Sustain Mizzou is hosting an E-Waste Drive this week in collaboration with Mid-Mo Recycling to help students and local residents get rid of their unwanted electronic waste in an environmentally responsible way. The Investment Recovery Association claims that in 2014, approximately 41.8 million tons of e-waste was generated worldwide and those numbers are only expected to grow.
E-waste is almost any electronic device except tube TVs, Sustain Mizzou member and E-Waste Drive organizer Madalynn Owens explained.
“Anything with a chord or battery really. Printers, computers, cell phones, hair straighteners, hair dryers,” Owens said. “Some people are like, ‘Oh, I don’t have this random desktop computer laying around’ and we’re like hey, you’ve got batteries, any kind of batteries will work. Any kind of like old electronics that you don’t use, anything that’s broken.”
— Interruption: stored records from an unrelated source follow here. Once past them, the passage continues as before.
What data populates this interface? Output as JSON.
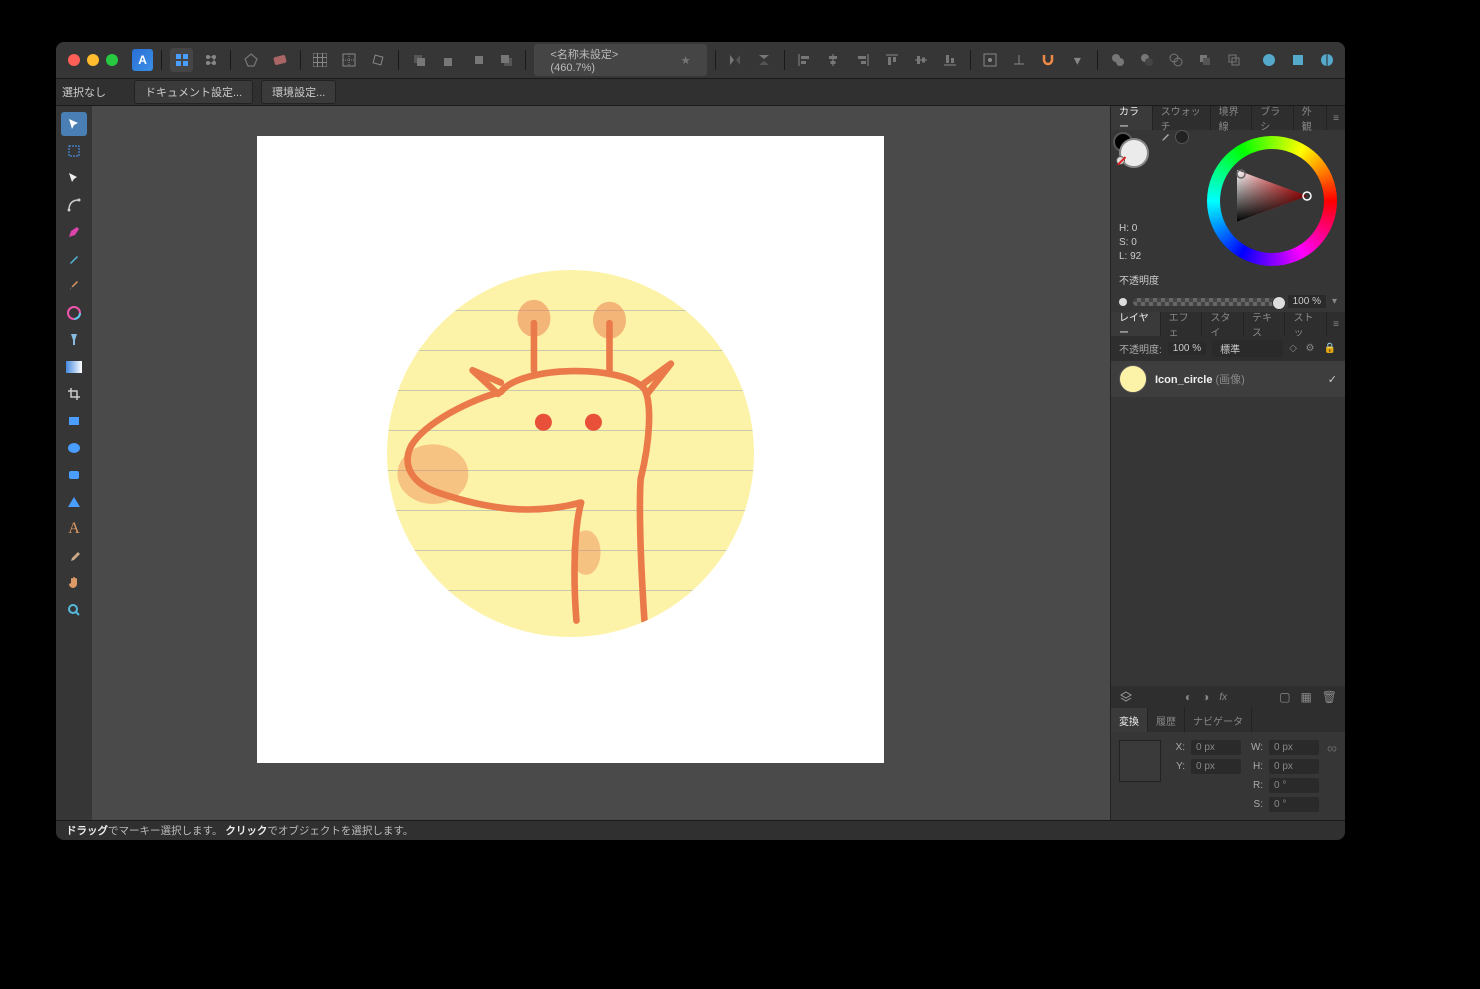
{
  "doc": {
    "title": "<名称未設定> (460.7%)",
    "star": "★"
  },
  "contextbar": {
    "selection": "選択なし",
    "doc_settings": "ドキュメント設定...",
    "prefs": "環境設定..."
  },
  "panels": {
    "color": {
      "tabs": [
        "カラー",
        "スウォッチ",
        "境界線",
        "ブラシ",
        "外観"
      ],
      "active": 0,
      "hsl": {
        "h": "H: 0",
        "s": "S: 0",
        "l": "L: 92"
      },
      "opacity_label": "不透明度",
      "opacity_value": "100 %"
    },
    "layers": {
      "tabs": [
        "レイヤー",
        "エフェ",
        "スタイ",
        "テキス",
        "ストッ"
      ],
      "active": 0,
      "opacity_label": "不透明度:",
      "opacity_value": "100 %",
      "blend": "標準",
      "item": {
        "name": "Icon_circle",
        "type": "(画像)"
      }
    },
    "transform": {
      "tabs": [
        "変換",
        "履歴",
        "ナビゲータ"
      ],
      "active": 0,
      "X": "X:",
      "Y": "Y:",
      "W": "W:",
      "H": "H:",
      "R": "R:",
      "S": "S:",
      "px": "0 px",
      "deg": "0 °"
    }
  },
  "status": {
    "t1": "ドラッグ",
    "t2": "でマーキー選択します。",
    "t3": "クリック",
    "t4": "でオブジェクトを選択します。"
  }
}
Sustain Mizzou provides multiple opportunities every year for people to bring in their e-waste. According to Owens, every drive collects around 200 items.
E-waste can be a waste of money. For every million cell phones recycled, 35 thousand pounds of copper, 772 pounds of silver, 75 pounds of gold and 33 pounds of palladium can be recovered according to the United States Environmental Protection Agency. Many electronics also contain hazardous materials. Cell phones contain lead, mercury, beryllium, arsenic and cadmium- toxic materials that can leak into soil, air and water, which pollutes the environment.
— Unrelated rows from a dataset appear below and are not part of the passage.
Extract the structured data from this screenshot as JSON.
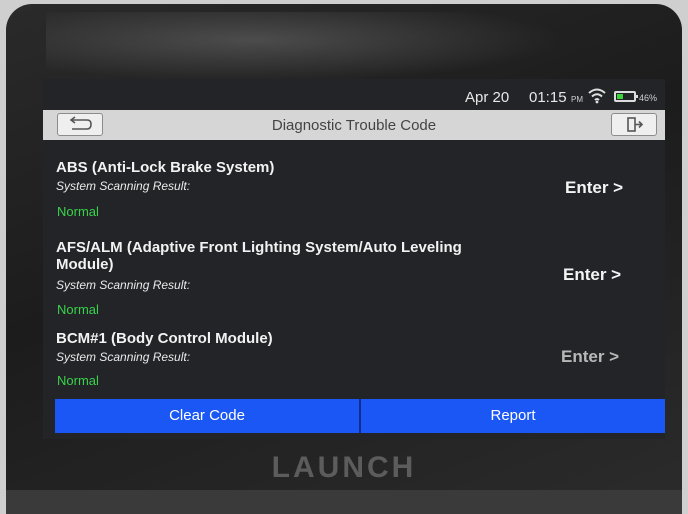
{
  "status_bar": {
    "date": "Apr 20",
    "time": "01:15",
    "ampm": "PM",
    "battery_percent": "46%",
    "battery_level": 0.46,
    "wifi_icon": "wifi-icon",
    "battery_icon": "battery-icon"
  },
  "header": {
    "title": "Diagnostic Trouble Code",
    "back_icon": "back-arrow-icon",
    "exit_icon": "exit-icon"
  },
  "modules": [
    {
      "name": "ABS (Anti-Lock Brake System)",
      "result_label": "System Scanning Result:",
      "result": "Normal",
      "action": "Enter >"
    },
    {
      "name": "AFS/ALM (Adaptive Front Lighting System/Auto Leveling Module)",
      "result_label": "System Scanning Result:",
      "result": "Normal",
      "action": "Enter >"
    },
    {
      "name": "BCM#1 (Body Control Module)",
      "result_label": "System Scanning Result:",
      "result": "Normal",
      "action": "Enter >"
    }
  ],
  "footer": {
    "clear_code": "Clear Code",
    "report": "Report"
  },
  "device": {
    "brand": "LAUNCH"
  },
  "colors": {
    "accent_blue": "#1a57f5",
    "normal_green": "#39d24a",
    "screen_bg": "#222428",
    "titlebar_bg": "#d6d6d6"
  }
}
“I feel like a lot of people are passionate about the environment and do you want to help save the earth that we all live on together but there's so much lack of information,” said Owens. “[Recycling e-waste] is something really easy that they can do that can help positively impact our communities.”
Recycling isn’t the only option. Donating functioning electronics for second-use is also environmentally friendly. Sustain Mizzou’s ongoing E-Waste Drive will be in the MU Student Center on Wednesday, March 20 from 10 a.m. to 2 p.m. and Thursday, March 21 from 10 a.m. to 2:30 p.m.